Wednesday, March 31, 2010
Safer alternatives to statin medications
High cholesterol levels are associated with increased incidences of cardiovascular disease, however, many authorities believe the current federal guidelines on what are considered healthy cholesterol levels may be too low. Cholesterol serves several important functions within our bodies; lowering it too much can actually be harmful. Furthermore, the guidelines have led to the over-prescription of statin medications, which may lead to potentially dangerous side-effects.
Moderate levels of cholesterol are not the enemy we've been told they are. Benefits of cholesterol include being the precursor for many hormones, serving as "insulation" around nerves, forming bile acids (which help us digest fats and absorb fat-soluble vitamins), and being an important component of every cell's membrane.
Emerging research shows low cholesterol levels may account for many symptoms of diseases. In women, it can lead to hormonal imbalances, negatively affecting the menstrual cycle. Low cholesterol levels have also been associated with mental disorders, such as depression and violence.
So, we must walk a middle road. Using statin medications, however, may not always be the best approach. Statins deplete Co-Q10 levels and may damage the liver. There are natural ways to reduce cholesterol levels without dangerous side effects. One of the most promising natural ingredients is phytosterols. The research is so compelling and abundant that, in a rare move, the FDA granted permission for a health claim to be used on phytosterols regarding their effectiveness in lowering cholesterol levels.
HUMAN CLINICAL RESEARCH HAS FOUND THAT PHYTOSTEROLS:
• Are effective in lowering moderately high cholesterol levels
• Lower LDL (bad) cholesterol by 10 to 15% in 4 to 8 weeks
• Lower total cholesterol about 10% on average
• Can be taken by people with familial hypercholesterolemia (genetically high cholesterol) and can be safely used in conjunction with statins in those with extremely high cholesterol levels
• Can be safely used by children with familial hypercholesterolemia
• Have no significant side effects
• May work by decreasing cholesterol absorption from the diet
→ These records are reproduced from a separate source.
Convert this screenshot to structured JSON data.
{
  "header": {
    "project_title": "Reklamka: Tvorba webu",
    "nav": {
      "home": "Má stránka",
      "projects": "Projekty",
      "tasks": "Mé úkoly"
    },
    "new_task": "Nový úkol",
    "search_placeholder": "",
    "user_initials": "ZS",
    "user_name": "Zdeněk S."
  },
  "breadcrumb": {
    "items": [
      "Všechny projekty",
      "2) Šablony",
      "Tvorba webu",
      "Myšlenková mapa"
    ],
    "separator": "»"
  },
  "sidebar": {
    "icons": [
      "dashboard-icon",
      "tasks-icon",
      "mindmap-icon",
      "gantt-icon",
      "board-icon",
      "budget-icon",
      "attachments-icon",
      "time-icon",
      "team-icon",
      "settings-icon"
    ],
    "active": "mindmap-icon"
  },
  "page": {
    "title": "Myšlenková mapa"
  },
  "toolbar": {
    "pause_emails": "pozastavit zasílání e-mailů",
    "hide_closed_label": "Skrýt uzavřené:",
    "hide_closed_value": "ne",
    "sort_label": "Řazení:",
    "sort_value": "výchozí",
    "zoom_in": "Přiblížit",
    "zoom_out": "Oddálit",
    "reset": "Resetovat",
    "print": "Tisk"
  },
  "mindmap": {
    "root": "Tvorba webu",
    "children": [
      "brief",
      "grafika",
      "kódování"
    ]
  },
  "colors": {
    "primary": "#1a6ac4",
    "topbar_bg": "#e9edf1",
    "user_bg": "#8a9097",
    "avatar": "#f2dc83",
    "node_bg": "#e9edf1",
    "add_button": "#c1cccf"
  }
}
On average, Americans consume about 180 mg of plant sterols daily, a far cry from the necessary 800 mg required to lower cholesterol levels. The most effective way to get adequate phytosterols is to take them as a dietary supplement.
Red yeast rice, another effective natural tool that lowers cholesterol levels, has been the subject of criticism in the recent past due to concerns over quality and the pharmaceutical industry's claim that it too closely resembled statin drugs. In 2001, at a pharmaceutical company's urging, the FDA pulled red yeast rice off the shelves because of the allegation of chemical similarity to prescription statins. The nutraceutical industry eventually won back the right to manufacture and distribute this product on the grounds that the statin portion of the red yeast rice is naturally occurring and perfectly safe to consume.
Red yeast rice has been the subject of a small clinical trial published in the June 2009 issue of Annals of Internal Medicine*. This recent study evaluated the effectiveness of red yeast rice as a natural LDL cholesterol-lowering agent. Sixty-two study participants all had the common experience of significant muscle pain and weakness when taking prescribed statin drugs intended to lower their cholesterol, resulting in their discontinued use of the medication.
Patients were divided into two treatment groups; one taking 1800 mg red yeast rice and the other a placebo, for 24 weeks total. All participants were also enrolled in a 12-week lifestyle change program designed to lower cholesterol levels. After 12 weeks, the group taking red yeast rice saw a 27% decline in LDL levels as compared to baseline at the beginning of the study and a significant decrease in total cholesterol. The placebo group experienced 6% drop in LDL levels.
Having healthy, balanced cholesterol levels is one way that we can help prevent cardiovascular disease. As demonstrated, a rethinking of our current guidelines for what constitutes healthy levels is in order. And while statin medications may be appropriate for someone with very high cholesterol and many other risk factors of cardiovascular disease, the judicious prescribing of statin drugs could stand review.
*Red Yeast Rice for Dyslipidemia in Statin-Intolerant Patients: A Randomized Trial, Becker et al. Annals of Internal Medicine. 2009; 150: 830-839